Citigroup Inc. is lending $1.45 billion to its landlord in downtown Manhattan as the property owner buys out a partner, according to people with knowledge of the deal.
The loan to SL Green Realty Corp., which acquired the two-building complex in the city’s Tribeca neighborhood from Citigroup at the start of the financial crisis in 2007, will be packaged into bonds and marketed to investors next month, said the people, who asked not to be identified because the negotiations aren’t public. The New York-based bank plans to share 50 percent of the transaction with Barclays Plc, Wells Fargo & Co. and Bank of China, the people said.
Representatives for Citigroup, Barclays, Wells Fargo and SL Green declined to comment. Telephone calls to a press officer at Bank of China in Beijing weren’t immediately answered.

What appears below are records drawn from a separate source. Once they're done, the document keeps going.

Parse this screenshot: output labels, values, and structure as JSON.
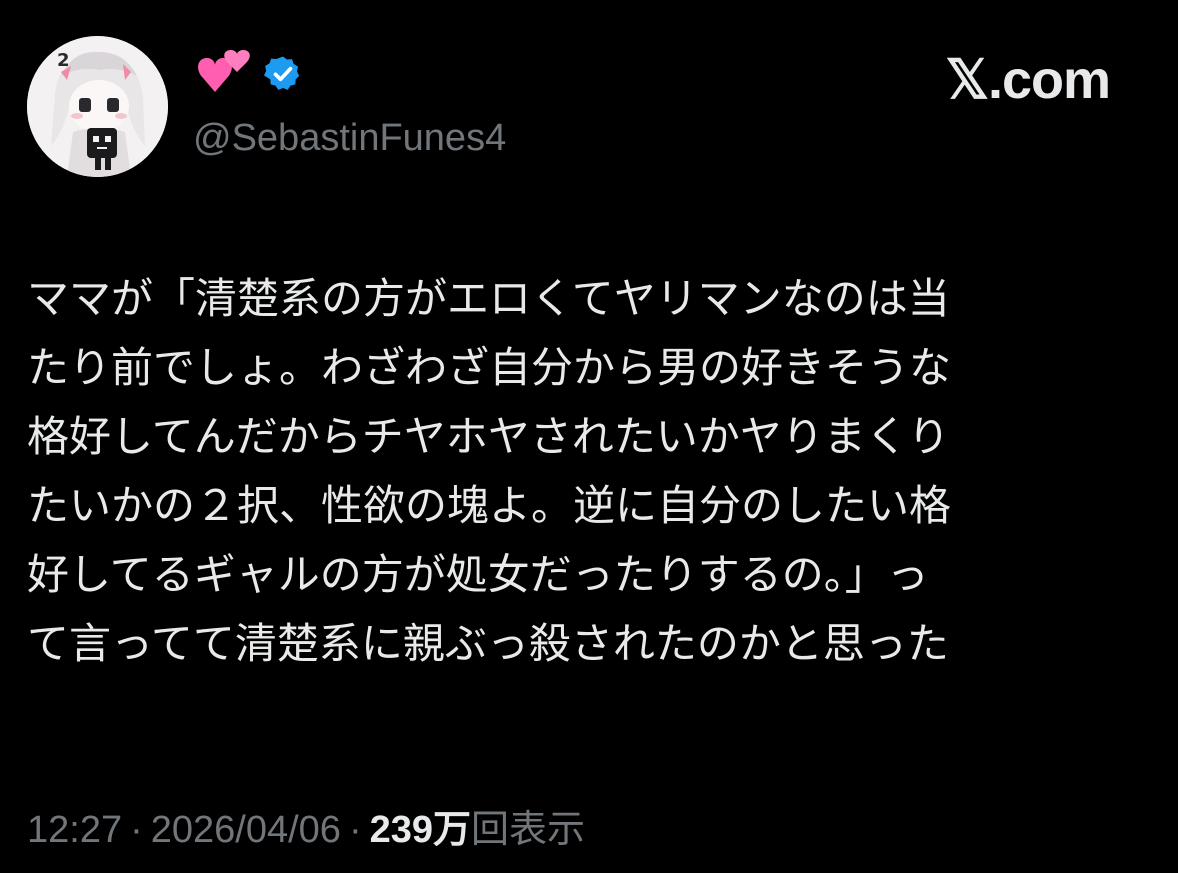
{
  "header": {
    "avatar_icon": "anime-character-avatar",
    "display_name_emoji": "💕",
    "verified_icon": "verified-badge-icon",
    "verified_color": "#1d9bf0",
    "handle": "@SebastinFunes4",
    "site_logo": "𝕏.com"
  },
  "tweet": {
    "lines": [
      "ママが「清楚系の方がエロくてヤリマンなのは当",
      "たり前でしょ。わざわざ自分から男の好きそうな",
      "格好してんだからチヤホヤされたいかヤりまくり",
      "たいかの２択、性欲の塊よ。逆に自分のしたい格",
      "好してるギャルの方が処女だったりするの。」っ",
      "て言ってて清楚系に親ぶっ殺されたのかと思った"
    ]
  },
  "meta": {
    "time": "12:27",
    "separator": "·",
    "date": "2026/04/06",
    "views_count": "239万",
    "views_label": "回表示"
  },
  "colors": {
    "background": "#000000",
    "text_primary": "#e7e9ea",
    "text_secondary": "#71767b",
    "accent": "#1d9bf0"
  }
}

The biggest banks are vying for large commercial mortgages that can be packaged into securities as investors snap up new offerings. Billion-dollar deals such as Citigroup’s are too big for most insurance companies and regional banks to hold on their balance sheets, leaving the field open for Wall Street firms hunting for property loans to be sold off as bonds.
Citigroup, which sold the complex at 388 and 390 Greenwich Street to SL Green for $1.58 billion to raise cash as losses mounted amid the housing-market collapse, renewed its lease on about 2.6 million square feet at the property in December. The lease agreement gives the bank the option to buy back the buildings, including a 39-story tower, in 2017 for $2 billion.
SL Green, said in March that it was assuming full ownership of the complex, acquiring a stake owned by the real estate arm of Canadian pension fund Caisse de Depot & Placement du Quebec. The buildings, known as Shearson Lehman Plaza when they were constructed in 1988, house Citigroup’s investment-banking offices and trading floors.
Values for office buildings in the most desirable locations in big cities such as New York have recovered all the ground lost during the economic downturn, and they are now 8.6 percent above their peaks in late 2007, according to a Moody’s Investors Service report yesterday. The property on Greenwich Street was valued at about $1.6 billion as of last month, according to SL Green, New York’s largest office landlord.
Deutsche Bank AG beat at least three other banks including Citigroup to lend $1.9 billion to the operator of a group of Hawaiian resorts, people with knowledge of that deal said yesterday. The loan to Kyo-ya Hotels & Resorts LP is also slated for sale to investors as securities, the people said.